JAIC , Volume 39, Number 1, Article 11 (pp. to )
JAIC online
Journal of the American Institute for Conservation
JAIC , Volume 39, Number 1, Article 11 (pp. to )




In 1990, at the time of the invasion of Kuwait by Iraq, the Kuwait National Museum housed two collections: the national archaeological and ethnographic museum and the Dar al-Athar al-Islamiyyah, otherwise known as the Sabah Collection of Islamic Art. The two collections functioned quite separately, each with its own staff and in separate buildings.

In 1988, I had been invited to go to Kuwait to work as the conservator for Dar al-Athar al-Islamiyyah, the arrangement being that I would spend three to four months of the year there, set up a laboratory, and manage the conservation of the collection. There had been no conservation input into the collection in Kuwait until then, and Dar al-Athar, housing some 3,000 objects, had been open since 1983.

Dar al-Athar al-Islamiyyah, amassed from all over the Islamic world and spanning the 8th–18th centuries, is owned by a couple who are both members of Kuwait's ruling family, Sheikh Nasser al-Ahmed al-Sabah and Sheikha Hussah al-Salem al-Sabah, and it had been put on long loan to the state so that it could be exhibited. Both felt that, with most of the great collections of Islamic art housed in museums in the West, it was time that one be on view in the Arab world. The collection at that time was rated among the top six Islamic art collections on public display anywhere in the world. Sheikha Hussah was, and still is, the director of the museum.
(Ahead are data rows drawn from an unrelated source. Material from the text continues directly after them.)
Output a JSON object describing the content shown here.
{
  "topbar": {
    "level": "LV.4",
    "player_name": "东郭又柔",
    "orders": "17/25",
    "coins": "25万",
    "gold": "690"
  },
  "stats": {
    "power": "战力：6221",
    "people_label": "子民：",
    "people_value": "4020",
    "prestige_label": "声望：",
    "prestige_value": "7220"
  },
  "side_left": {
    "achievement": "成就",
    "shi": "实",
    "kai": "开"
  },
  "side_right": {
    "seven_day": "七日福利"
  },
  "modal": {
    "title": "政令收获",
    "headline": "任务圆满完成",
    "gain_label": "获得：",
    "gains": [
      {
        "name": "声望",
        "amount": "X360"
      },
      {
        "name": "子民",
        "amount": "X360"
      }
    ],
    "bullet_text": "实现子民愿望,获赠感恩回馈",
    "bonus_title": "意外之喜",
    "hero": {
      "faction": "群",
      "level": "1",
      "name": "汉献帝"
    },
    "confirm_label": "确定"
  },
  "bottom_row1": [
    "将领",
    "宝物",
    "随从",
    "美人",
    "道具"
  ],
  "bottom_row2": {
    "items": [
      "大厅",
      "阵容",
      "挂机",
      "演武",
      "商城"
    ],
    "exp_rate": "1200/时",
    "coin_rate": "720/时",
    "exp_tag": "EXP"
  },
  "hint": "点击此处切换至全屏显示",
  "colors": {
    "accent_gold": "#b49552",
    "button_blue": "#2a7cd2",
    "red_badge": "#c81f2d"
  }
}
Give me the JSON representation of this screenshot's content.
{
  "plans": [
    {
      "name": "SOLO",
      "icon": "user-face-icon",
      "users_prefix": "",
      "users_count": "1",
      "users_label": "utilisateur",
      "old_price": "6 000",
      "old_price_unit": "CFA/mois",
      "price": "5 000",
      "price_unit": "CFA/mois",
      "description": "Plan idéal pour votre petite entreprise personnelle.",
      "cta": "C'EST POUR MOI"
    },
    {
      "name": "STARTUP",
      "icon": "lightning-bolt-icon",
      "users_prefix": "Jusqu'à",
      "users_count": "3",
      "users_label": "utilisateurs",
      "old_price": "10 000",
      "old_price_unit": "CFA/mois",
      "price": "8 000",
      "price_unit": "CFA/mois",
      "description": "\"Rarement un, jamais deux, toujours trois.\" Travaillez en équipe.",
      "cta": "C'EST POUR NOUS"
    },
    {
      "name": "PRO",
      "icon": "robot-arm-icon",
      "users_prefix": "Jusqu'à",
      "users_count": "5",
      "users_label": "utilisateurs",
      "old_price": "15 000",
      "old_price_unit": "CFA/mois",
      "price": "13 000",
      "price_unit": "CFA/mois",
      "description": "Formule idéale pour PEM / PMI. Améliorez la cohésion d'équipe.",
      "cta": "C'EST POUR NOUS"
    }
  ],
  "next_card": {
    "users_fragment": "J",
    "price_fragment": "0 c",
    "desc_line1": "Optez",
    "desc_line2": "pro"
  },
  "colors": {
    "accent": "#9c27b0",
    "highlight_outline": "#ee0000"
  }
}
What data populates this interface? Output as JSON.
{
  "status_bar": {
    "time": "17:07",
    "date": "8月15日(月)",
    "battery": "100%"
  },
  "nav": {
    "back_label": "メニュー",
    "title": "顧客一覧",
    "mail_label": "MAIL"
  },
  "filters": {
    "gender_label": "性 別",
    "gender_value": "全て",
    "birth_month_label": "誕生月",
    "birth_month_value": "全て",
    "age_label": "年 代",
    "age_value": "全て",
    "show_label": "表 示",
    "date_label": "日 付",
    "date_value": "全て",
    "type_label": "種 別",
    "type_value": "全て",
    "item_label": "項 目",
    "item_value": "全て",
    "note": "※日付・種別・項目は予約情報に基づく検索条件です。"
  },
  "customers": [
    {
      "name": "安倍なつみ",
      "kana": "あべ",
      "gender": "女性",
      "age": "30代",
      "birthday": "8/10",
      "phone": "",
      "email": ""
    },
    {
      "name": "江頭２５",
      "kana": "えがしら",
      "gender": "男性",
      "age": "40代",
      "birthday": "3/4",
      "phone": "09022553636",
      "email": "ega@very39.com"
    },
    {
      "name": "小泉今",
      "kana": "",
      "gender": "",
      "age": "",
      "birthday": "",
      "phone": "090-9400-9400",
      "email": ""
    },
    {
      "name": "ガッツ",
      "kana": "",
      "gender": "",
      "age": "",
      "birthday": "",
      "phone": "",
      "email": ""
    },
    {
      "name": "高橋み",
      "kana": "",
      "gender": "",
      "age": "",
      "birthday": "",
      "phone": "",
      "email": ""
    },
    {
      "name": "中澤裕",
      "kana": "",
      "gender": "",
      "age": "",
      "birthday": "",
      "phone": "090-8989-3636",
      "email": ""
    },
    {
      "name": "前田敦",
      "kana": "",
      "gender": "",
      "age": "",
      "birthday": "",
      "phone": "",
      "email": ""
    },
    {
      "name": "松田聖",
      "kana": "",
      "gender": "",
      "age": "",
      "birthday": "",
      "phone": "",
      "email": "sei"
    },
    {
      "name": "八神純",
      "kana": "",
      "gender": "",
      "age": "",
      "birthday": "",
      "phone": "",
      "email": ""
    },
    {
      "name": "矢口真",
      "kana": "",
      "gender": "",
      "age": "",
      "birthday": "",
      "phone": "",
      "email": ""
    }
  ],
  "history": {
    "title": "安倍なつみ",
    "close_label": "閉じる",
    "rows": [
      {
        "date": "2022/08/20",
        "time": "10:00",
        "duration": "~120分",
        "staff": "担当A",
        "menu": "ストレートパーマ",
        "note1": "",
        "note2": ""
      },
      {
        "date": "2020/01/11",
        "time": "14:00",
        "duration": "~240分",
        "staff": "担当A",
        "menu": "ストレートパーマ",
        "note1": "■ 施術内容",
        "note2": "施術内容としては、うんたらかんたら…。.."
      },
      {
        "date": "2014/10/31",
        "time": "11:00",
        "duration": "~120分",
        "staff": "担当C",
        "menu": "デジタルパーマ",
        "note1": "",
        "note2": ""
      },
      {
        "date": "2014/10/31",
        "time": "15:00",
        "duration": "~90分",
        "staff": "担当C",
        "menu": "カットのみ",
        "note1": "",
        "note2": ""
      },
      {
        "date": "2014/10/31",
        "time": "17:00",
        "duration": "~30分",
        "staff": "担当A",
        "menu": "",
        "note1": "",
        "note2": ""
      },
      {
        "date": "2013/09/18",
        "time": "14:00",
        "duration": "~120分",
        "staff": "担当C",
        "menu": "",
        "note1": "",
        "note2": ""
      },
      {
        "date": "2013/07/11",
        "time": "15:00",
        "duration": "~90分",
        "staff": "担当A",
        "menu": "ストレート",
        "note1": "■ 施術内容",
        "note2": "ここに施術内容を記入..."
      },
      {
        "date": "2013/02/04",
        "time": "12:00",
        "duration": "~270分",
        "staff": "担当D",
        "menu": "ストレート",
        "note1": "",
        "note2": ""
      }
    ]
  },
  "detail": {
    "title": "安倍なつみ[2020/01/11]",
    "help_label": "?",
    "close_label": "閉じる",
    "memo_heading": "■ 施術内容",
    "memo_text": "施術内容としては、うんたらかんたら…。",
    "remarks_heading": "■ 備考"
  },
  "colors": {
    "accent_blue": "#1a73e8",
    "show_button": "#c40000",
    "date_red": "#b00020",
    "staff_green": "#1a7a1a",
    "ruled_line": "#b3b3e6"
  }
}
I was in Kuwait in July and August 1990 to oversee the packing of a traveling exhibition that was being sent to Russia and on around the world, and was made up of 114 of the most important objects from the collection.

Although it seems strange in retrospect, in July 1990 most people in Kuwait refused to see an invasion as a possibility. Saddam Hussein's regime had postured and threatened before, and the disagreements of that summer over oil rights and prices were certainly not expected to result in war. At the end of July 1990, therefore, with tens of thousands of Iraqi troops gathering on the border, there was no alarm. Many of the country's decision makers were out of the country for the duration of the hot summer months.

The invasion took place in the early hours of August 2 and, apart from fighting in the north of the city on the first day, was strangely quiet. It later became apparent that it was also carefully planned in many respects. On the first day, guards were posted on all institutions that the Iraqi government wanted to reserve for its own uses, to prevent looting. One of these was the National Museum. As the invasion occurred in the early hours, by the time we were awake on August 2 it was already too late to rescue anything from the museum. One of the Kuwaiti staff of Dar al-Athar al-Islamiyyah went to the museum a few days later, posing as an interested student, and was asked if she knew where any of the keys were, so at least it was clear that the Iraqis had not yet forced an entrance.

In September, six weeks after the invasion, there was news that trucks had been seen outside the museum, and it was speculated that the collections were being moved north to Iraq. This proved to be the case. In the intervening five months before the liberation of the country, nothing reliable was heard about the collection's whereabouts.

I had been due to fly out of Kuwait on what proved to be the day of the invasion, and finally got out a month later, when the Iraqi government permitted Western women and children to leave the country. The collection traveling to Russia had also left the country—just in time—and went on to several venues in the United States during 1990–91, with the unexpected role of being an ambassador for the cause of Kuwait.